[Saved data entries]
┄┄┄┄┄┄
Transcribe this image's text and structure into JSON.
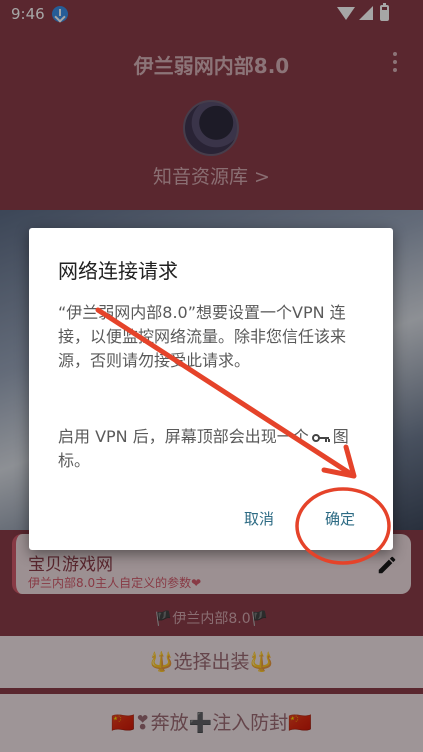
{
  "status_bar": {
    "time": "9:46"
  },
  "app": {
    "title": "伊兰弱网内部8.0"
  },
  "profile": {
    "link": "知音资源库 >"
  },
  "card": {
    "title": "宝贝游戏网",
    "subtitle": "伊兰内部8.0主人自定义的参数❤"
  },
  "version_label": "🏴伊兰内部8.0🏴",
  "buttons": {
    "select": "🔱选择出装🔱",
    "inject": "🇨🇳❣奔放➕注入防封🇨🇳"
  },
  "dialog": {
    "title": "网络连接请求",
    "message_1": "“伊兰弱网内部8.0”想要设置一个VPN 连接，以便监控网络流量。除非您信任该来源，否则请勿接受此请求。",
    "message_2_before": "启用 VPN 后，屏幕顶部会出现一个",
    "message_2_after": "图标。",
    "cancel": "取消",
    "ok": "确定"
  },
  "colors": {
    "accent": "#8b3c49",
    "dialog_button": "#2d6b84",
    "annotation": "#e5432a"
  }
}
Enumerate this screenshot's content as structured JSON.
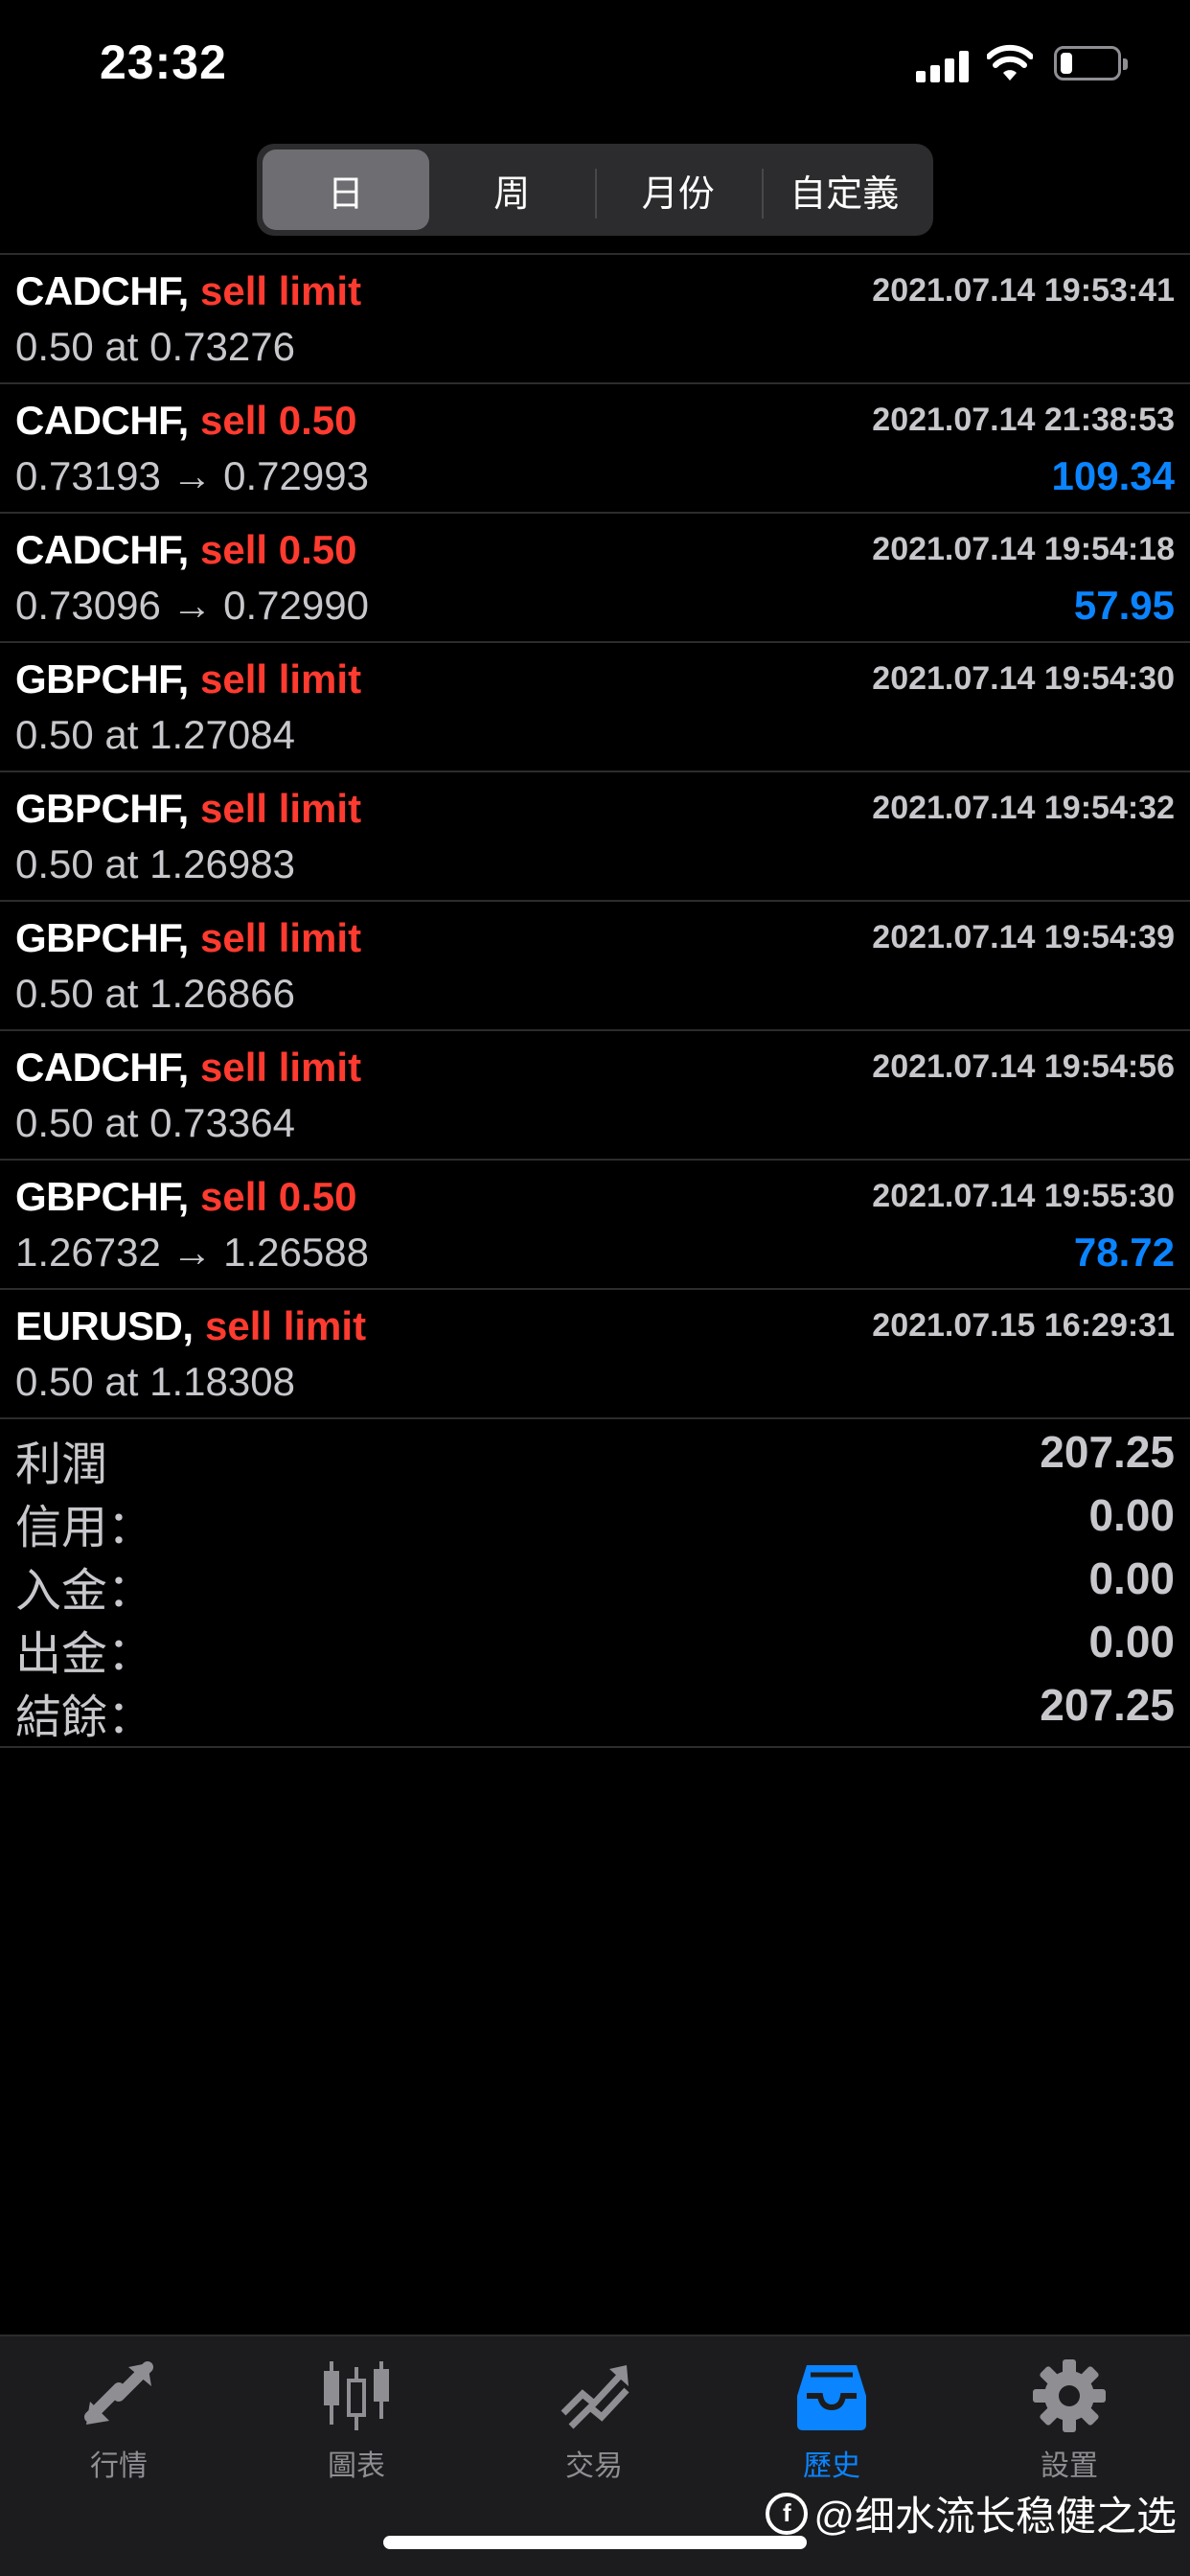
{
  "status_bar": {
    "time": "23:32"
  },
  "period_tabs": [
    {
      "label": "日",
      "active": true
    },
    {
      "label": "周",
      "active": false
    },
    {
      "label": "月份",
      "active": false
    },
    {
      "label": "自定義",
      "active": false
    }
  ],
  "orders": [
    {
      "symbol": "CADCHF,",
      "type": "sell limit",
      "timestamp": "2021.07.14 19:53:41",
      "detail": "0.50 at 0.73276",
      "profit": ""
    },
    {
      "symbol": "CADCHF,",
      "type": "sell 0.50",
      "timestamp": "2021.07.14 21:38:53",
      "detail": "0.73193 → 0.72993",
      "profit": "109.34"
    },
    {
      "symbol": "CADCHF,",
      "type": "sell 0.50",
      "timestamp": "2021.07.14 19:54:18",
      "detail": "0.73096 → 0.72990",
      "profit": "57.95"
    },
    {
      "symbol": "GBPCHF,",
      "type": "sell limit",
      "timestamp": "2021.07.14 19:54:30",
      "detail": "0.50 at 1.27084",
      "profit": ""
    },
    {
      "symbol": "GBPCHF,",
      "type": "sell limit",
      "timestamp": "2021.07.14 19:54:32",
      "detail": "0.50 at 1.26983",
      "profit": ""
    },
    {
      "symbol": "GBPCHF,",
      "type": "sell limit",
      "timestamp": "2021.07.14 19:54:39",
      "detail": "0.50 at 1.26866",
      "profit": ""
    },
    {
      "symbol": "CADCHF,",
      "type": "sell limit",
      "timestamp": "2021.07.14 19:54:56",
      "detail": "0.50 at 0.73364",
      "profit": ""
    },
    {
      "symbol": "GBPCHF,",
      "type": "sell 0.50",
      "timestamp": "2021.07.14 19:55:30",
      "detail": "1.26732 → 1.26588",
      "profit": "78.72"
    },
    {
      "symbol": "EURUSD,",
      "type": "sell limit",
      "timestamp": "2021.07.15 16:29:31",
      "detail": "0.50 at 1.18308",
      "profit": ""
    }
  ],
  "summary": [
    {
      "label": "利潤",
      "value": "207.25"
    },
    {
      "label": "信用：",
      "value": "0.00"
    },
    {
      "label": "入金：",
      "value": "0.00"
    },
    {
      "label": "出金：",
      "value": "0.00"
    },
    {
      "label": "結餘：",
      "value": "207.25"
    }
  ],
  "tab_bar": [
    {
      "label": "行情",
      "icon": "quotes-icon",
      "active": false
    },
    {
      "label": "圖表",
      "icon": "chart-candles-icon",
      "active": false
    },
    {
      "label": "交易",
      "icon": "trade-icon",
      "active": false
    },
    {
      "label": "歷史",
      "icon": "history-inbox-icon",
      "active": true
    },
    {
      "label": "設置",
      "icon": "gear-icon",
      "active": false
    }
  ],
  "watermark": {
    "text": "@细水流长稳健之选"
  },
  "colors": {
    "sell": "#ff3b30",
    "profit": "#0a84ff",
    "active_tab": "#0a84ff"
  }
}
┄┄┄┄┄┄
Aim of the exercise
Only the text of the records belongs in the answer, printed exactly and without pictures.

Response to the exercise
Transcribe this image's text and structure into JSON.
{
  "status_bar": {
    "time": "9:46"
  },
  "app": {
    "title": "伊兰弱网内部8.0"
  },
  "profile": {
    "link": "知音资源库 >"
  },
  "card": {
    "title": "宝贝游戏网",
    "subtitle": "伊兰内部8.0主人自定义的参数❤"
  },
  "version_label": "🏴伊兰内部8.0🏴",
  "buttons": {
    "select": "🔱选择出装🔱",
    "inject": "🇨🇳❣奔放➕注入防封🇨🇳"
  },
  "dialog": {
    "title": "网络连接请求",
    "message_1": "“伊兰弱网内部8.0”想要设置一个VPN 连接，以便监控网络流量。除非您信任该来源，否则请勿接受此请求。",
    "message_2_before": "启用 VPN 后，屏幕顶部会出现一个",
    "message_2_after": "图标。",
    "cancel": "取消",
    "ok": "确定"
  },
  "colors": {
    "accent": "#8b3c49",
    "dialog_button": "#2d6b84",
    "annotation": "#e5432a"
  }
}
Enumerate this screenshot's content as structured JSON.
{
  "status_bar": {
    "time": "23:32"
  },
  "period_tabs": [
    {
      "label": "日",
      "active": true
    },
    {
      "label": "周",
      "active": false
    },
    {
      "label": "月份",
      "active": false
    },
    {
      "label": "自定義",
      "active": false
    }
  ],
  "orders": [
    {
      "symbol": "CADCHF,",
      "type": "sell limit",
      "timestamp": "2021.07.14 19:53:41",
      "detail": "0.50 at 0.73276",
      "profit": ""
    },
    {
      "symbol": "CADCHF,",
      "type": "sell 0.50",
      "timestamp": "2021.07.14 21:38:53",
      "detail": "0.73193 → 0.72993",
      "profit": "109.34"
    },
    {
      "symbol": "CADCHF,",
      "type": "sell 0.50",
      "timestamp": "2021.07.14 19:54:18",
      "detail": "0.73096 → 0.72990",
      "profit": "57.95"
    },
    {
      "symbol": "GBPCHF,",
      "type": "sell limit",
      "timestamp": "2021.07.14 19:54:30",
      "detail": "0.50 at 1.27084",
      "profit": ""
    },
    {
      "symbol": "GBPCHF,",
      "type": "sell limit",
      "timestamp": "2021.07.14 19:54:32",
      "detail": "0.50 at 1.26983",
      "profit": ""
    },
    {
      "symbol": "GBPCHF,",
      "type": "sell limit",
      "timestamp": "2021.07.14 19:54:39",
      "detail": "0.50 at 1.26866",
      "profit": ""
    },
    {
      "symbol": "CADCHF,",
      "type": "sell limit",
      "timestamp": "2021.07.14 19:54:56",
      "detail": "0.50 at 0.73364",
      "profit": ""
    },
    {
      "symbol": "GBPCHF,",
      "type": "sell 0.50",
      "timestamp": "2021.07.14 19:55:30",
      "detail": "1.26732 → 1.26588",
      "profit": "78.72"
    },
    {
      "symbol": "EURUSD,",
      "type": "sell limit",
      "timestamp": "2021.07.15 16:29:31",
      "detail": "0.50 at 1.18308",
      "profit": ""
    }
  ],
  "summary": [
    {
      "label": "利潤",
      "value": "207.25"
    },
    {
      "label": "信用：",
      "value": "0.00"
    },
    {
      "label": "入金：",
      "value": "0.00"
    },
    {
      "label": "出金：",
      "value": "0.00"
    },
    {
      "label": "結餘：",
      "value": "207.25"
    }
  ],
  "tab_bar": [
    {
      "label": "行情",
      "icon": "quotes-icon",
      "active": false
    },
    {
      "label": "圖表",
      "icon": "chart-candles-icon",
      "active": false
    },
    {
      "label": "交易",
      "icon": "trade-icon",
      "active": false
    },
    {
      "label": "歷史",
      "icon": "history-inbox-icon",
      "active": true
    },
    {
      "label": "設置",
      "icon": "gear-icon",
      "active": false
    }
  ],
  "watermark": {
    "text": "@细水流长稳健之选"
  },
  "colors": {
    "sell": "#ff3b30",
    "profit": "#0a84ff",
    "active_tab": "#0a84ff"
  }
}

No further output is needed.